Exercise inputs:

★ ★ ★

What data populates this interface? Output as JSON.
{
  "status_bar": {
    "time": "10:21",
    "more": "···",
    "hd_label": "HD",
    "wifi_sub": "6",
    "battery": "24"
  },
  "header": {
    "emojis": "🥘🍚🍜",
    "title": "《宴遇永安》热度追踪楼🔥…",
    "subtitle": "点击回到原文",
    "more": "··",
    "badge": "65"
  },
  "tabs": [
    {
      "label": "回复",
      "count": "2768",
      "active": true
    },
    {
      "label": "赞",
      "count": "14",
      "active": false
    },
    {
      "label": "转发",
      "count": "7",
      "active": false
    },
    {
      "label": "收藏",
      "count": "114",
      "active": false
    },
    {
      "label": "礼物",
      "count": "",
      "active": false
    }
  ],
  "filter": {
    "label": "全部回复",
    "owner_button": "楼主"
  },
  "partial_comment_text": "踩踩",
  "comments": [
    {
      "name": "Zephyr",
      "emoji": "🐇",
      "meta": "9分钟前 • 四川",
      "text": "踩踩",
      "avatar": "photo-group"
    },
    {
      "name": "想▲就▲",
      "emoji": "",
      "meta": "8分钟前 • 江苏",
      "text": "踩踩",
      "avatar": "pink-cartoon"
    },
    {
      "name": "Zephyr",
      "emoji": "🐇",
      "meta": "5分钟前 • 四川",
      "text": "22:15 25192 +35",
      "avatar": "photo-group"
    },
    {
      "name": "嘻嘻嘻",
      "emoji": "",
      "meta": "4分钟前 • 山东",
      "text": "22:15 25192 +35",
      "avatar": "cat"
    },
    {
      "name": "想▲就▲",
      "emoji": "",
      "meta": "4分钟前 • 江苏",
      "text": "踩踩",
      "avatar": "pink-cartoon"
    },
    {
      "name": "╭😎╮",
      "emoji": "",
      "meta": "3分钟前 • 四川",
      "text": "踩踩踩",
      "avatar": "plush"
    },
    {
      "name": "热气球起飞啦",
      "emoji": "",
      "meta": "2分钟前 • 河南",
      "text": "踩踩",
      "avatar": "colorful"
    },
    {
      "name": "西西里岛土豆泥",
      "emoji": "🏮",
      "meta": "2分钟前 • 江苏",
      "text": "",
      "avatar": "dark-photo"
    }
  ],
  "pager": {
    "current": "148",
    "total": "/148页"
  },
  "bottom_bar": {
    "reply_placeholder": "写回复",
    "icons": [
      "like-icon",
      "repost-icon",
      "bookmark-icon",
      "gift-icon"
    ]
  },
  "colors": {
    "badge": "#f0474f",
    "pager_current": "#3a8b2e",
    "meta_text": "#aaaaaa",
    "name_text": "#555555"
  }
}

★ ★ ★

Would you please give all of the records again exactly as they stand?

Output of the exercise:
What data populates this interface? Output as JSON.
{
  "status_bar": {
    "time": "10:21",
    "more": "···",
    "hd_label": "HD",
    "wifi_sub": "6",
    "battery": "24"
  },
  "header": {
    "emojis": "🥘🍚🍜",
    "title": "《宴遇永安》热度追踪楼🔥…",
    "subtitle": "点击回到原文",
    "more": "··",
    "badge": "65"
  },
  "tabs": [
    {
      "label": "回复",
      "count": "2768",
      "active": true
    },
    {
      "label": "赞",
      "count": "14",
      "active": false
    },
    {
      "label": "转发",
      "count": "7",
      "active": false
    },
    {
      "label": "收藏",
      "count": "114",
      "active": false
    },
    {
      "label": "礼物",
      "count": "",
      "active": false
    }
  ],
  "filter": {
    "label": "全部回复",
    "owner_button": "楼主"
  },
  "partial_comment_text": "踩踩",
  "comments": [
    {
      "name": "Zephyr",
      "emoji": "🐇",
      "meta": "9分钟前 • 四川",
      "text": "踩踩",
      "avatar": "photo-group"
    },
    {
      "name": "想▲就▲",
      "emoji": "",
      "meta": "8分钟前 • 江苏",
      "text": "踩踩",
      "avatar": "pink-cartoon"
    },
    {
      "name": "Zephyr",
      "emoji": "🐇",
      "meta": "5分钟前 • 四川",
      "text": "22:15 25192 +35",
      "avatar": "photo-group"
    },
    {
      "name": "嘻嘻嘻",
      "emoji": "",
      "meta": "4分钟前 • 山东",
      "text": "22:15 25192 +35",
      "avatar": "cat"
    },
    {
      "name": "想▲就▲",
      "emoji": "",
      "meta": "4分钟前 • 江苏",
      "text": "踩踩",
      "avatar": "pink-cartoon"
    },
    {
      "name": "╭😎╮",
      "emoji": "",
      "meta": "3分钟前 • 四川",
      "text": "踩踩踩",
      "avatar": "plush"
    },
    {
      "name": "热气球起飞啦",
      "emoji": "",
      "meta": "2分钟前 • 河南",
      "text": "踩踩",
      "avatar": "colorful"
    },
    {
      "name": "西西里岛土豆泥",
      "emoji": "🏮",
      "meta": "2分钟前 • 江苏",
      "text": "",
      "avatar": "dark-photo"
    }
  ],
  "pager": {
    "current": "148",
    "total": "/148页"
  },
  "bottom_bar": {
    "reply_placeholder": "写回复",
    "icons": [
      "like-icon",
      "repost-icon",
      "bookmark-icon",
      "gift-icon"
    ]
  },
  "colors": {
    "badge": "#f0474f",
    "pager_current": "#3a8b2e",
    "meta_text": "#aaaaaa",
    "name_text": "#555555"
  }
}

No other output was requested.